- [INSTRUCTIONS TO FOLLOW]: Search the material for "JSON" and show all lines that contain it.

##############################

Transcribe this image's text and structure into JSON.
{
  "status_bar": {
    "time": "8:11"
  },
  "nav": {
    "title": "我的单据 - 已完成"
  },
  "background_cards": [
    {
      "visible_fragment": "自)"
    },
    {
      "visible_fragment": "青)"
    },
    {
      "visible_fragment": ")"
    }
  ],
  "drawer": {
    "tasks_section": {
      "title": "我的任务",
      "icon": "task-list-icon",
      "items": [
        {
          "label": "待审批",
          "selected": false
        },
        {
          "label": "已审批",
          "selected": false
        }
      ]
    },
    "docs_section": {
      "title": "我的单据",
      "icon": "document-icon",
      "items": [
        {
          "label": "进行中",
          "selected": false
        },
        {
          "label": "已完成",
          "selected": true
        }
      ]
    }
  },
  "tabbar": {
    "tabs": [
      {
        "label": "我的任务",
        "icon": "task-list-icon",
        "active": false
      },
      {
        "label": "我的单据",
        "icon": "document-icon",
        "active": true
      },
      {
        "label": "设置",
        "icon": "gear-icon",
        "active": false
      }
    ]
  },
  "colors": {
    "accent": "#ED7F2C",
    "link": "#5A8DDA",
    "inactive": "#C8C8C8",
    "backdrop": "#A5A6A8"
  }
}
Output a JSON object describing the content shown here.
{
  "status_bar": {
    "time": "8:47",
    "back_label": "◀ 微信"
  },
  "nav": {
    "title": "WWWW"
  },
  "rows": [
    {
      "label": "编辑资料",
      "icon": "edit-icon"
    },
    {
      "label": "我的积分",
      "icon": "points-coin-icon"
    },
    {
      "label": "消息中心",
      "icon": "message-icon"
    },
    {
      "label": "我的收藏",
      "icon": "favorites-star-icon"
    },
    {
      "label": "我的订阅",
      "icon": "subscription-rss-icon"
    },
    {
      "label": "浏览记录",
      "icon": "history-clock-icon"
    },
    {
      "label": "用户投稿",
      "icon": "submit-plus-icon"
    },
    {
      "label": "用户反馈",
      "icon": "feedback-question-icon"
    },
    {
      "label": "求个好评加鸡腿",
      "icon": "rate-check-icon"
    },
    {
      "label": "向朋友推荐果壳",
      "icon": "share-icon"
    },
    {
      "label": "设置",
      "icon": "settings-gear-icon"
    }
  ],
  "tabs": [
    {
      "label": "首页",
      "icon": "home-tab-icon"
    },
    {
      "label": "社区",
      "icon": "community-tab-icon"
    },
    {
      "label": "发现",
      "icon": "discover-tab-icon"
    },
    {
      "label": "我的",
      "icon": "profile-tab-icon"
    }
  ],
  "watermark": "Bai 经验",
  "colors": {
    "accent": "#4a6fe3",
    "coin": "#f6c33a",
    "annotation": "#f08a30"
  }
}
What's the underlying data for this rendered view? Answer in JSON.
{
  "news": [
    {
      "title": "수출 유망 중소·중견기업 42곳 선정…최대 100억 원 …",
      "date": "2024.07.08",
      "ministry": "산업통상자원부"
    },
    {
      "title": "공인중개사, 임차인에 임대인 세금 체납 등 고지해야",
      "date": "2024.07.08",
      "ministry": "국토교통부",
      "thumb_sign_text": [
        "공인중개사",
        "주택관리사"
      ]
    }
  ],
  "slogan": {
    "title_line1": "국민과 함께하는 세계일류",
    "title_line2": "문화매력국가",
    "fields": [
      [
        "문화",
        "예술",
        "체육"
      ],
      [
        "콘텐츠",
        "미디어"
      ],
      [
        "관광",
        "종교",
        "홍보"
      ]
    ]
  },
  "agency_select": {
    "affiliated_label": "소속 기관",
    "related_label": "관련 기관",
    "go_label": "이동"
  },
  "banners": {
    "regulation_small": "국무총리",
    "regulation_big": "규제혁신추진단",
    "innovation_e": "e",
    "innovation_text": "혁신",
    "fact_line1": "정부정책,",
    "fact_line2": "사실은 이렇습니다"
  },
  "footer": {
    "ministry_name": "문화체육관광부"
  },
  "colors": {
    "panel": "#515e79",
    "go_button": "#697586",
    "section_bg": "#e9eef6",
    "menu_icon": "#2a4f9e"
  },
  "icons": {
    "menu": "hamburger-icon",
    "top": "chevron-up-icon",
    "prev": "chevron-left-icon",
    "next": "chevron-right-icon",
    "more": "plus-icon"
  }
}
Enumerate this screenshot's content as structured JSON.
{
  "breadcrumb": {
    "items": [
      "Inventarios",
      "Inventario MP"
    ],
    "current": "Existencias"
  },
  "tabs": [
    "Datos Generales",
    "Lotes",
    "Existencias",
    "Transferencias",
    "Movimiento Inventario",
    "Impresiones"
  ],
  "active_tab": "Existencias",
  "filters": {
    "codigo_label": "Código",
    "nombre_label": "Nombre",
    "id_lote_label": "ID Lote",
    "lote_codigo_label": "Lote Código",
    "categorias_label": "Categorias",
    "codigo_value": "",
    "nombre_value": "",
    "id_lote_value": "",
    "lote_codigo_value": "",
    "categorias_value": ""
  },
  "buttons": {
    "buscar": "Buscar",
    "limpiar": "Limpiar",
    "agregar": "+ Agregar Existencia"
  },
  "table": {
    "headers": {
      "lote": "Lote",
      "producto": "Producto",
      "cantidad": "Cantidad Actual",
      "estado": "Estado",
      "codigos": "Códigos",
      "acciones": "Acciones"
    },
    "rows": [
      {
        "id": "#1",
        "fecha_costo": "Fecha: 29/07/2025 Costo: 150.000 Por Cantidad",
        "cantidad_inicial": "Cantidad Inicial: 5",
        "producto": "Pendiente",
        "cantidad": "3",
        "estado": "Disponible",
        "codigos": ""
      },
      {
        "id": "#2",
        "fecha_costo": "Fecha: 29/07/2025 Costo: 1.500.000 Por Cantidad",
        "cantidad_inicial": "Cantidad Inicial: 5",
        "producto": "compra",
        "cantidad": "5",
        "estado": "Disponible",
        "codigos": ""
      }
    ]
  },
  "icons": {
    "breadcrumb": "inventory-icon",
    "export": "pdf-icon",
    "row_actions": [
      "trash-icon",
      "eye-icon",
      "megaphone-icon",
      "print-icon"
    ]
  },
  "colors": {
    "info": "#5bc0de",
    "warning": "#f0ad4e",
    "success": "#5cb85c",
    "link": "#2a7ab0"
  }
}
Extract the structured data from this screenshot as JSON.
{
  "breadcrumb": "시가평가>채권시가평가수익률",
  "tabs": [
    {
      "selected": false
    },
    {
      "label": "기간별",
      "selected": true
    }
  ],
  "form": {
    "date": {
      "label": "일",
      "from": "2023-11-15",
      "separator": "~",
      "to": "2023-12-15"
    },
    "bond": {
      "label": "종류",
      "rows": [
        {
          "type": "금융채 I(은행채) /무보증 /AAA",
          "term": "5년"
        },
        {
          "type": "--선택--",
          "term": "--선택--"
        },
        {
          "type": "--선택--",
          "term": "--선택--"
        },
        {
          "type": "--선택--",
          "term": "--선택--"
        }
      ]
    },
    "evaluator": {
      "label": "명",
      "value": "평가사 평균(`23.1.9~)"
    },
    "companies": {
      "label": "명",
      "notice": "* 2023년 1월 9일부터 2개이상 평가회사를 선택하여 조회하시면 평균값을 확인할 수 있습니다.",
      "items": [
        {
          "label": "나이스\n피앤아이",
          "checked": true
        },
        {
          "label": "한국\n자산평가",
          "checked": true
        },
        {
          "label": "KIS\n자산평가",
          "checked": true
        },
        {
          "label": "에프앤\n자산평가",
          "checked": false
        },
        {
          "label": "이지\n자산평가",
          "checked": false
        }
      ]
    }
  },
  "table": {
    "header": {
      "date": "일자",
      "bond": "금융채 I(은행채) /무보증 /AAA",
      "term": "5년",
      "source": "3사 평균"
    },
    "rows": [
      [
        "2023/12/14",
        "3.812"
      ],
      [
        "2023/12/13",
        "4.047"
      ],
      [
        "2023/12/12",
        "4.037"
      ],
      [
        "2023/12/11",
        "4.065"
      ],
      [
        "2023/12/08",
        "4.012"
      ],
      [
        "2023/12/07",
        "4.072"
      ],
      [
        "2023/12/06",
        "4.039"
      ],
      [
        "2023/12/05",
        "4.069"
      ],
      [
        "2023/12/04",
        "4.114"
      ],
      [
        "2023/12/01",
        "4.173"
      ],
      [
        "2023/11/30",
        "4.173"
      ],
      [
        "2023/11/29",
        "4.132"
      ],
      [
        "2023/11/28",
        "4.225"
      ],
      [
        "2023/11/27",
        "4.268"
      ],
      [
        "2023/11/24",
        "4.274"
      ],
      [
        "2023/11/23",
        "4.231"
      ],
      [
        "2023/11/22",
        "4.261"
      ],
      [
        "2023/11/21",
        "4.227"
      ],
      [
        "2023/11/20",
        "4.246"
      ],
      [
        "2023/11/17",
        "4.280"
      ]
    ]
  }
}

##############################

- [OUTPUT OF THE TASK]:
Transcribe this image's text and structure into JSON.
Output a JSON object describing the content shown here.
What's the underlying data for this rendered view? Answer in JSON.
Enumerate this screenshot's content as structured JSON.
Extract the structured data from this screenshot as JSON.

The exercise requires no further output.